Because I obviously haven’t been paying enough attention, I hadn’t realised that Joseph Kittinger, the USAF officer who previously held the record for highest/fastest freefall parachute jump after the 1959-60 Project Excelsior research into high-altitude bailouts (and thus was also the first human in space (Yuri Gagarin’s orbit in 1961 made him the first human to reach outer space)), was part of the team for Felix Baumgartner’s successful attempt on those records (for Science!).
Because Baumgartner travelled so much faster through the atmosphere his jump lasted for a shorter time (4:10), thus Kittinger retains his record (4:36) for the longest freefall parachute jump (with drogue - Eugene Andreev (USSR) retains the record (4:20) for longest freefall parachute jump without a drogue (1962)) .
Kittinger was a member of the mission control and helped design the capsule and suit that Baumgartner ascended and jumped in. Kittinger´s record for longest free fall was not broken.
That thrills me because it was one of my favourite aspects of a poster I used to have celebrating landmarks in space exploration (I never threw it out, it must still be around her somewhere!) – this tiny helium balloon at the edge of the atmosphere with Kittinger jumping from it – most people I pointed it out to had never even heard of it happening.
An independent documentary about Kittinger’s famous jump came out in 2011 – The Lonely Leap (which was the name of Kittinger’s book about it all).
Before the Space Race.
Before the Apollo program.
Before there were astronauts.
One man went into space, without a rocket.
This is the forgotten story of the first man to walk in space, and his extraordinary journey back to earth.
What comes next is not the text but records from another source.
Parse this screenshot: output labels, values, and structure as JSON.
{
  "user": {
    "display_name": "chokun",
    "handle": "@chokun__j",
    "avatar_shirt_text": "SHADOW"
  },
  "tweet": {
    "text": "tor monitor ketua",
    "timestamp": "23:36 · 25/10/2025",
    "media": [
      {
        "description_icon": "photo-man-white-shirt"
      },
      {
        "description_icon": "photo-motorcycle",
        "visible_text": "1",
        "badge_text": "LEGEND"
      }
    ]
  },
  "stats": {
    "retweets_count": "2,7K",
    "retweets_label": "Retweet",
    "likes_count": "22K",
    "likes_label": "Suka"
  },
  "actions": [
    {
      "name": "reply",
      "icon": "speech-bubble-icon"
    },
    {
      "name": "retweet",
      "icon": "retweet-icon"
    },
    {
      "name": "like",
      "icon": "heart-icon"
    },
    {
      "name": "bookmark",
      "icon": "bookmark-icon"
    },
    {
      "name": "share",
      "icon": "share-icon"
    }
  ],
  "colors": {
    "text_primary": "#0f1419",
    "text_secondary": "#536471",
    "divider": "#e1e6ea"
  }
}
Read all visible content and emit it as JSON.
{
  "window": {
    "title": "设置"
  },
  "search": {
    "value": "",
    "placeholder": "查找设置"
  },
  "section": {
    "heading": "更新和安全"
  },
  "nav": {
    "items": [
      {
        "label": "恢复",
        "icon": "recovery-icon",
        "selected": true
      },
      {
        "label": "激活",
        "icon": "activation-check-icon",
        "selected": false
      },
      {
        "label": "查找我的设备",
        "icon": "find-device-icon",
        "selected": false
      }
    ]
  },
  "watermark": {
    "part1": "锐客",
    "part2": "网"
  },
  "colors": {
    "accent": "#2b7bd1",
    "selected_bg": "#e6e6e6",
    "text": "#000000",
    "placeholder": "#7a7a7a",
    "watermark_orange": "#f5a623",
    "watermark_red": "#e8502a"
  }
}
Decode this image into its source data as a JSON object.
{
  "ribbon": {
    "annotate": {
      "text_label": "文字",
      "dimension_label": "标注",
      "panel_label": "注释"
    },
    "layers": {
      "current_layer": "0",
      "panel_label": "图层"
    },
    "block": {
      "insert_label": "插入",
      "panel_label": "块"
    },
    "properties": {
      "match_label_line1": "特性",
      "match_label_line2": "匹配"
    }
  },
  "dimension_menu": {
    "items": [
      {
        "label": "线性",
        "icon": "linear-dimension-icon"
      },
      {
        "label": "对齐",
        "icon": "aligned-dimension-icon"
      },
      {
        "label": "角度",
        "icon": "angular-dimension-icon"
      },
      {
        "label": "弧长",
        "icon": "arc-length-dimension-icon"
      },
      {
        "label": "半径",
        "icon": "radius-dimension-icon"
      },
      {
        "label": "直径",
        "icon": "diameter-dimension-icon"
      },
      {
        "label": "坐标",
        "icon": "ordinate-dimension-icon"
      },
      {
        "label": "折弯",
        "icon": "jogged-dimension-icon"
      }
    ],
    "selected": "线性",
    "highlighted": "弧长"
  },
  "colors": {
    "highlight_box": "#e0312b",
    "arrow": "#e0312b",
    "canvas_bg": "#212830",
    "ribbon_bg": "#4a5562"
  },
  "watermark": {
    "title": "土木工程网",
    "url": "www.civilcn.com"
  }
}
Obviously Bamgartner’s jump is damn impressive, although with all the technological edge of 5 decades of advances in materials and aeronautical knowledge it’s intriguing that the record-breaking differences appear so incremental. But when Kittinger went up for Excelsior I, they didn’t even know whether his pressurised suit would keep him alive in space: that was truly research that broke new ground.